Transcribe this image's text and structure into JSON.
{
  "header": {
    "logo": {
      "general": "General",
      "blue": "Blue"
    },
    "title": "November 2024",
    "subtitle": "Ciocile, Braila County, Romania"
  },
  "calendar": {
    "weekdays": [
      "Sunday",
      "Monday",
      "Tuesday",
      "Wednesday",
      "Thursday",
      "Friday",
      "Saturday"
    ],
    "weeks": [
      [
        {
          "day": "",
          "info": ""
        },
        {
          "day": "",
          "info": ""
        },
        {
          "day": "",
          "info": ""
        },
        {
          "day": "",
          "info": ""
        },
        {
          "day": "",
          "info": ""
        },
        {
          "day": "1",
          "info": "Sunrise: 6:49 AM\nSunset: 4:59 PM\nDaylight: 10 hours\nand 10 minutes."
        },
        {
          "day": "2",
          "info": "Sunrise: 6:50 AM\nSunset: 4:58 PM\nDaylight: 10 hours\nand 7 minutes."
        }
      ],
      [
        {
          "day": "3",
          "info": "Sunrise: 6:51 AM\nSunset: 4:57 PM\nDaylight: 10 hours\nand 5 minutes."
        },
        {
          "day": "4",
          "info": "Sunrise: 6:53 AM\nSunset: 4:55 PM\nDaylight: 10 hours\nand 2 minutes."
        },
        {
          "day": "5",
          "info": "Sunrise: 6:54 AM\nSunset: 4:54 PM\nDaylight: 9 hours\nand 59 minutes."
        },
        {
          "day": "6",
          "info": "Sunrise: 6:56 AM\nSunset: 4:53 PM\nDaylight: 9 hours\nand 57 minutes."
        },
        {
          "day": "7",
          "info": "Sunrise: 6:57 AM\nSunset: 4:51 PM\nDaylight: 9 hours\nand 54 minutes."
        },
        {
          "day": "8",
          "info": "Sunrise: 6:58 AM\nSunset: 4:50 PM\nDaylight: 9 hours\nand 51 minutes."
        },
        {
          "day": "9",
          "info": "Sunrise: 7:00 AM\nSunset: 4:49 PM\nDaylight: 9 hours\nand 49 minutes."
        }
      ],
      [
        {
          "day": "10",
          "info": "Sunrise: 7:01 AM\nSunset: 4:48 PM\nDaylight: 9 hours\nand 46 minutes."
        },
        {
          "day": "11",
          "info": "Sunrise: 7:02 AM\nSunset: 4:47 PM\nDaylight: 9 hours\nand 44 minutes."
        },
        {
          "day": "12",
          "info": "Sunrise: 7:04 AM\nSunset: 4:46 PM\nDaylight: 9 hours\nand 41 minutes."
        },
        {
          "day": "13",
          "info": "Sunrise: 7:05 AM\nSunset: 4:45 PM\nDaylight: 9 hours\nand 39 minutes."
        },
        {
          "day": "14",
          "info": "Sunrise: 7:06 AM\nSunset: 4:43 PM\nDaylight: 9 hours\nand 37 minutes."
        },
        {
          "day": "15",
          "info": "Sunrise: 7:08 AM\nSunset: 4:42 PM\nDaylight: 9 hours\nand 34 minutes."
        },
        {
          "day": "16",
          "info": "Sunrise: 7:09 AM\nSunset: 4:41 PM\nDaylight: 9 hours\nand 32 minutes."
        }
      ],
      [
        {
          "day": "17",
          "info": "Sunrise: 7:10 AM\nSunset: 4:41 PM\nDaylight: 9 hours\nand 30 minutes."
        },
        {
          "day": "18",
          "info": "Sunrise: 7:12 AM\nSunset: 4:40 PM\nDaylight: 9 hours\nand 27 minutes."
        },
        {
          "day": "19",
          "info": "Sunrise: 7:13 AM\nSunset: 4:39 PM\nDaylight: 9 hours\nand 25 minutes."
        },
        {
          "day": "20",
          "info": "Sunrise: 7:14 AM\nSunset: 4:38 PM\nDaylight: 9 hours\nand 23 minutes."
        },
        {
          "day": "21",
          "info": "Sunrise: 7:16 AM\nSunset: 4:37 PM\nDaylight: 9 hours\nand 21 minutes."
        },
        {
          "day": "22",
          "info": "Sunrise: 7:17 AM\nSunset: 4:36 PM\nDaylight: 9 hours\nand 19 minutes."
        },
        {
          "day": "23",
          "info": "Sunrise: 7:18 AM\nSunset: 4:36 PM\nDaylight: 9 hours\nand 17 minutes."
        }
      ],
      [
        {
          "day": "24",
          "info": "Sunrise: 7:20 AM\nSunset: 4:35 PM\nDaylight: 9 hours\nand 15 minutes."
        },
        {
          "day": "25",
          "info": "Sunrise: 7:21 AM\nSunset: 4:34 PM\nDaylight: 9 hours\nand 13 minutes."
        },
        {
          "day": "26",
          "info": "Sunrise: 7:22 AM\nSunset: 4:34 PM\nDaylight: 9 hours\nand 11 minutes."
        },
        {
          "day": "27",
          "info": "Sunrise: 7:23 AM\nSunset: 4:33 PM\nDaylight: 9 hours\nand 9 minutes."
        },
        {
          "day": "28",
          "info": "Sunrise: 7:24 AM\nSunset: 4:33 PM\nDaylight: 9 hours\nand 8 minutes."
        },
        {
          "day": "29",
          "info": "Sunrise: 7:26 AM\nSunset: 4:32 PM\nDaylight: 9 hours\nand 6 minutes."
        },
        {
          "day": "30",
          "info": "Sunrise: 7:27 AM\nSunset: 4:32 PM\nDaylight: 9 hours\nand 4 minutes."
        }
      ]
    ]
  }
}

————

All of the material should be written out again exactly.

RESULT BELOW –
Transcribe this image's text and structure into JSON.
{
  "header": {
    "logo": {
      "general": "General",
      "blue": "Blue"
    },
    "title": "November 2024",
    "subtitle": "Ciocile, Braila County, Romania"
  },
  "calendar": {
    "weekdays": [
      "Sunday",
      "Monday",
      "Tuesday",
      "Wednesday",
      "Thursday",
      "Friday",
      "Saturday"
    ],
    "weeks": [
      [
        {
          "day": "",
          "info": ""
        },
        {
          "day": "",
          "info": ""
        },
        {
          "day": "",
          "info": ""
        },
        {
          "day": "",
          "info": ""
        },
        {
          "day": "",
          "info": ""
        },
        {
          "day": "1",
          "info": "Sunrise: 6:49 AM\nSunset: 4:59 PM\nDaylight: 10 hours\nand 10 minutes."
        },
        {
          "day": "2",
          "info": "Sunrise: 6:50 AM\nSunset: 4:58 PM\nDaylight: 10 hours\nand 7 minutes."
        }
      ],
      [
        {
          "day": "3",
          "info": "Sunrise: 6:51 AM\nSunset: 4:57 PM\nDaylight: 10 hours\nand 5 minutes."
        },
        {
          "day": "4",
          "info": "Sunrise: 6:53 AM\nSunset: 4:55 PM\nDaylight: 10 hours\nand 2 minutes."
        },
        {
          "day": "5",
          "info": "Sunrise: 6:54 AM\nSunset: 4:54 PM\nDaylight: 9 hours\nand 59 minutes."
        },
        {
          "day": "6",
          "info": "Sunrise: 6:56 AM\nSunset: 4:53 PM\nDaylight: 9 hours\nand 57 minutes."
        },
        {
          "day": "7",
          "info": "Sunrise: 6:57 AM\nSunset: 4:51 PM\nDaylight: 9 hours\nand 54 minutes."
        },
        {
          "day": "8",
          "info": "Sunrise: 6:58 AM\nSunset: 4:50 PM\nDaylight: 9 hours\nand 51 minutes."
        },
        {
          "day": "9",
          "info": "Sunrise: 7:00 AM\nSunset: 4:49 PM\nDaylight: 9 hours\nand 49 minutes."
        }
      ],
      [
        {
          "day": "10",
          "info": "Sunrise: 7:01 AM\nSunset: 4:48 PM\nDaylight: 9 hours\nand 46 minutes."
        },
        {
          "day": "11",
          "info": "Sunrise: 7:02 AM\nSunset: 4:47 PM\nDaylight: 9 hours\nand 44 minutes."
        },
        {
          "day": "12",
          "info": "Sunrise: 7:04 AM\nSunset: 4:46 PM\nDaylight: 9 hours\nand 41 minutes."
        },
        {
          "day": "13",
          "info": "Sunrise: 7:05 AM\nSunset: 4:45 PM\nDaylight: 9 hours\nand 39 minutes."
        },
        {
          "day": "14",
          "info": "Sunrise: 7:06 AM\nSunset: 4:43 PM\nDaylight: 9 hours\nand 37 minutes."
        },
        {
          "day": "15",
          "info": "Sunrise: 7:08 AM\nSunset: 4:42 PM\nDaylight: 9 hours\nand 34 minutes."
        },
        {
          "day": "16",
          "info": "Sunrise: 7:09 AM\nSunset: 4:41 PM\nDaylight: 9 hours\nand 32 minutes."
        }
      ],
      [
        {
          "day": "17",
          "info": "Sunrise: 7:10 AM\nSunset: 4:41 PM\nDaylight: 9 hours\nand 30 minutes."
        },
        {
          "day": "18",
          "info": "Sunrise: 7:12 AM\nSunset: 4:40 PM\nDaylight: 9 hours\nand 27 minutes."
        },
        {
          "day": "19",
          "info": "Sunrise: 7:13 AM\nSunset: 4:39 PM\nDaylight: 9 hours\nand 25 minutes."
        },
        {
          "day": "20",
          "info": "Sunrise: 7:14 AM\nSunset: 4:38 PM\nDaylight: 9 hours\nand 23 minutes."
        },
        {
          "day": "21",
          "info": "Sunrise: 7:16 AM\nSunset: 4:37 PM\nDaylight: 9 hours\nand 21 minutes."
        },
        {
          "day": "22",
          "info": "Sunrise: 7:17 AM\nSunset: 4:36 PM\nDaylight: 9 hours\nand 19 minutes."
        },
        {
          "day": "23",
          "info": "Sunrise: 7:18 AM\nSunset: 4:36 PM\nDaylight: 9 hours\nand 17 minutes."
        }
      ],
      [
        {
          "day": "24",
          "info": "Sunrise: 7:20 AM\nSunset: 4:35 PM\nDaylight: 9 hours\nand 15 minutes."
        },
        {
          "day": "25",
          "info": "Sunrise: 7:21 AM\nSunset: 4:34 PM\nDaylight: 9 hours\nand 13 minutes."
        },
        {
          "day": "26",
          "info": "Sunrise: 7:22 AM\nSunset: 4:34 PM\nDaylight: 9 hours\nand 11 minutes."
        },
        {
          "day": "27",
          "info": "Sunrise: 7:23 AM\nSunset: 4:33 PM\nDaylight: 9 hours\nand 9 minutes."
        },
        {
          "day": "28",
          "info": "Sunrise: 7:24 AM\nSunset: 4:33 PM\nDaylight: 9 hours\nand 8 minutes."
        },
        {
          "day": "29",
          "info": "Sunrise: 7:26 AM\nSunset: 4:32 PM\nDaylight: 9 hours\nand 6 minutes."
        },
        {
          "day": "30",
          "info": "Sunrise: 7:27 AM\nSunset: 4:32 PM\nDaylight: 9 hours\nand 4 minutes."
        }
      ]
    ]
  }
}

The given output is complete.